Extracted records:
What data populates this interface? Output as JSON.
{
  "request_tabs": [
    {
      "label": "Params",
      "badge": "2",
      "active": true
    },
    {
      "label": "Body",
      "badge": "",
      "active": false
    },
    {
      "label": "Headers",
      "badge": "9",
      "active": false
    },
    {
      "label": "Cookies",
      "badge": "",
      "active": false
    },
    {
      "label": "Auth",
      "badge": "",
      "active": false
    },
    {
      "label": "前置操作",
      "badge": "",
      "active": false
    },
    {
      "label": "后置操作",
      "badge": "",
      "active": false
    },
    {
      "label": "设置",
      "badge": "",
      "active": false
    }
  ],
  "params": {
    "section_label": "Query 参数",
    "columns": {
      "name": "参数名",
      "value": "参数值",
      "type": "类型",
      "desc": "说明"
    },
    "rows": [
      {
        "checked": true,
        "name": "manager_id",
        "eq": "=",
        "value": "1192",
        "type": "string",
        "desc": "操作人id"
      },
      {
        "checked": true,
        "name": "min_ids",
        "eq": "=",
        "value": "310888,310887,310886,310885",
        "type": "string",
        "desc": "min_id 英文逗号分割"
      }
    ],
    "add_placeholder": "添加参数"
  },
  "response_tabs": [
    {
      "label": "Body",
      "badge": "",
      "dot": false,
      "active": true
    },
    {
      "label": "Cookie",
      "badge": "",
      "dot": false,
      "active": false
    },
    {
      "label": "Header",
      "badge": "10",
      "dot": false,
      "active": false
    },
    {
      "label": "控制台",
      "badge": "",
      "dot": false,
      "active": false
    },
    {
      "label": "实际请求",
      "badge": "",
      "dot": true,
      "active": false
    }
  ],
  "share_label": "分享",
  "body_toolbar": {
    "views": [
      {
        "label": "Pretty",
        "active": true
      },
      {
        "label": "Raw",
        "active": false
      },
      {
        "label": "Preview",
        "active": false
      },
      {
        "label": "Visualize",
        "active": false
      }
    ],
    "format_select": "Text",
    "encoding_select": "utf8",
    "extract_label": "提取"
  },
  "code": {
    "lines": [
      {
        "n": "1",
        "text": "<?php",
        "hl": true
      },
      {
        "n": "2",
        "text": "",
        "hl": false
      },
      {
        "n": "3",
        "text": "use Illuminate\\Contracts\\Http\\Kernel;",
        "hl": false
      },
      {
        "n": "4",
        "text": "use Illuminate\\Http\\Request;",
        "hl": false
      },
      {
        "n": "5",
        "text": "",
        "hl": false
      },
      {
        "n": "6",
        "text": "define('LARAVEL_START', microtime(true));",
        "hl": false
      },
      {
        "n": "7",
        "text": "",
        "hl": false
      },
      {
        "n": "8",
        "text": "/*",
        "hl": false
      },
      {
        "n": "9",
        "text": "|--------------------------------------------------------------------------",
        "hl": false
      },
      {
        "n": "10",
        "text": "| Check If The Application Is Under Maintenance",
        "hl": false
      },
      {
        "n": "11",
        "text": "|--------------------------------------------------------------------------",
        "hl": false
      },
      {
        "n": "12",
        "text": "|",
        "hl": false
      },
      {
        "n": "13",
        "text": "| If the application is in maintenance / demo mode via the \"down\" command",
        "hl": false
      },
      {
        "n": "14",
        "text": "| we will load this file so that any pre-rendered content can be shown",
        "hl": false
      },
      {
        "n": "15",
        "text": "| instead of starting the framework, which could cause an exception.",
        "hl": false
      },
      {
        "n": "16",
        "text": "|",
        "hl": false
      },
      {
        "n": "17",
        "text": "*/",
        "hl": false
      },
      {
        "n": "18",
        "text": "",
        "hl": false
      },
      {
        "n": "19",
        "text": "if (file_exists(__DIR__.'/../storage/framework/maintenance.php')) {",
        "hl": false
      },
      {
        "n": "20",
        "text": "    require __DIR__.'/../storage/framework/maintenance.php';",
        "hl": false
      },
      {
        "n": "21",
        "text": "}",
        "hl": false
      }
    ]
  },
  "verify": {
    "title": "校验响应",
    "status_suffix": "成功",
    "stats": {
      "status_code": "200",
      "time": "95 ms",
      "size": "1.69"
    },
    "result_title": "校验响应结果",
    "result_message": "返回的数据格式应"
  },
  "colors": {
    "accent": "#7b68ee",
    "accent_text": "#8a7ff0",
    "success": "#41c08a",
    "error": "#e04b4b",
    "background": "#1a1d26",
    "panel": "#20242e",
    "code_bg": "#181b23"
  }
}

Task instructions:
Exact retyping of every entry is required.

Written reply:
What data populates this interface? Output as JSON.
{
  "request_tabs": [
    {
      "label": "Params",
      "badge": "2",
      "active": true
    },
    {
      "label": "Body",
      "badge": "",
      "active": false
    },
    {
      "label": "Headers",
      "badge": "9",
      "active": false
    },
    {
      "label": "Cookies",
      "badge": "",
      "active": false
    },
    {
      "label": "Auth",
      "badge": "",
      "active": false
    },
    {
      "label": "前置操作",
      "badge": "",
      "active": false
    },
    {
      "label": "后置操作",
      "badge": "",
      "active": false
    },
    {
      "label": "设置",
      "badge": "",
      "active": false
    }
  ],
  "params": {
    "section_label": "Query 参数",
    "columns": {
      "name": "参数名",
      "value": "参数值",
      "type": "类型",
      "desc": "说明"
    },
    "rows": [
      {
        "checked": true,
        "name": "manager_id",
        "eq": "=",
        "value": "1192",
        "type": "string",
        "desc": "操作人id"
      },
      {
        "checked": true,
        "name": "min_ids",
        "eq": "=",
        "value": "310888,310887,310886,310885",
        "type": "string",
        "desc": "min_id 英文逗号分割"
      }
    ],
    "add_placeholder": "添加参数"
  },
  "response_tabs": [
    {
      "label": "Body",
      "badge": "",
      "dot": false,
      "active": true
    },
    {
      "label": "Cookie",
      "badge": "",
      "dot": false,
      "active": false
    },
    {
      "label": "Header",
      "badge": "10",
      "dot": false,
      "active": false
    },
    {
      "label": "控制台",
      "badge": "",
      "dot": false,
      "active": false
    },
    {
      "label": "实际请求",
      "badge": "",
      "dot": true,
      "active": false
    }
  ],
  "share_label": "分享",
  "body_toolbar": {
    "views": [
      {
        "label": "Pretty",
        "active": true
      },
      {
        "label": "Raw",
        "active": false
      },
      {
        "label": "Preview",
        "active": false
      },
      {
        "label": "Visualize",
        "active": false
      }
    ],
    "format_select": "Text",
    "encoding_select": "utf8",
    "extract_label": "提取"
  },
  "code": {
    "lines": [
      {
        "n": "1",
        "text": "<?php",
        "hl": true
      },
      {
        "n": "2",
        "text": "",
        "hl": false
      },
      {
        "n": "3",
        "text": "use Illuminate\\Contracts\\Http\\Kernel;",
        "hl": false
      },
      {
        "n": "4",
        "text": "use Illuminate\\Http\\Request;",
        "hl": false
      },
      {
        "n": "5",
        "text": "",
        "hl": false
      },
      {
        "n": "6",
        "text": "define('LARAVEL_START', microtime(true));",
        "hl": false
      },
      {
        "n": "7",
        "text": "",
        "hl": false
      },
      {
        "n": "8",
        "text": "/*",
        "hl": false
      },
      {
        "n": "9",
        "text": "|--------------------------------------------------------------------------",
        "hl": false
      },
      {
        "n": "10",
        "text": "| Check If The Application Is Under Maintenance",
        "hl": false
      },
      {
        "n": "11",
        "text": "|--------------------------------------------------------------------------",
        "hl": false
      },
      {
        "n": "12",
        "text": "|",
        "hl": false
      },
      {
        "n": "13",
        "text": "| If the application is in maintenance / demo mode via the \"down\" command",
        "hl": false
      },
      {
        "n": "14",
        "text": "| we will load this file so that any pre-rendered content can be shown",
        "hl": false
      },
      {
        "n": "15",
        "text": "| instead of starting the framework, which could cause an exception.",
        "hl": false
      },
      {
        "n": "16",
        "text": "|",
        "hl": false
      },
      {
        "n": "17",
        "text": "*/",
        "hl": false
      },
      {
        "n": "18",
        "text": "",
        "hl": false
      },
      {
        "n": "19",
        "text": "if (file_exists(__DIR__.'/../storage/framework/maintenance.php')) {",
        "hl": false
      },
      {
        "n": "20",
        "text": "    require __DIR__.'/../storage/framework/maintenance.php';",
        "hl": false
      },
      {
        "n": "21",
        "text": "}",
        "hl": false
      }
    ]
  },
  "verify": {
    "title": "校验响应",
    "status_suffix": "成功",
    "stats": {
      "status_code": "200",
      "time": "95 ms",
      "size": "1.69"
    },
    "result_title": "校验响应结果",
    "result_message": "返回的数据格式应"
  },
  "colors": {
    "accent": "#7b68ee",
    "accent_text": "#8a7ff0",
    "success": "#41c08a",
    "error": "#e04b4b",
    "background": "#1a1d26",
    "panel": "#20242e",
    "code_bg": "#181b23"
  }
}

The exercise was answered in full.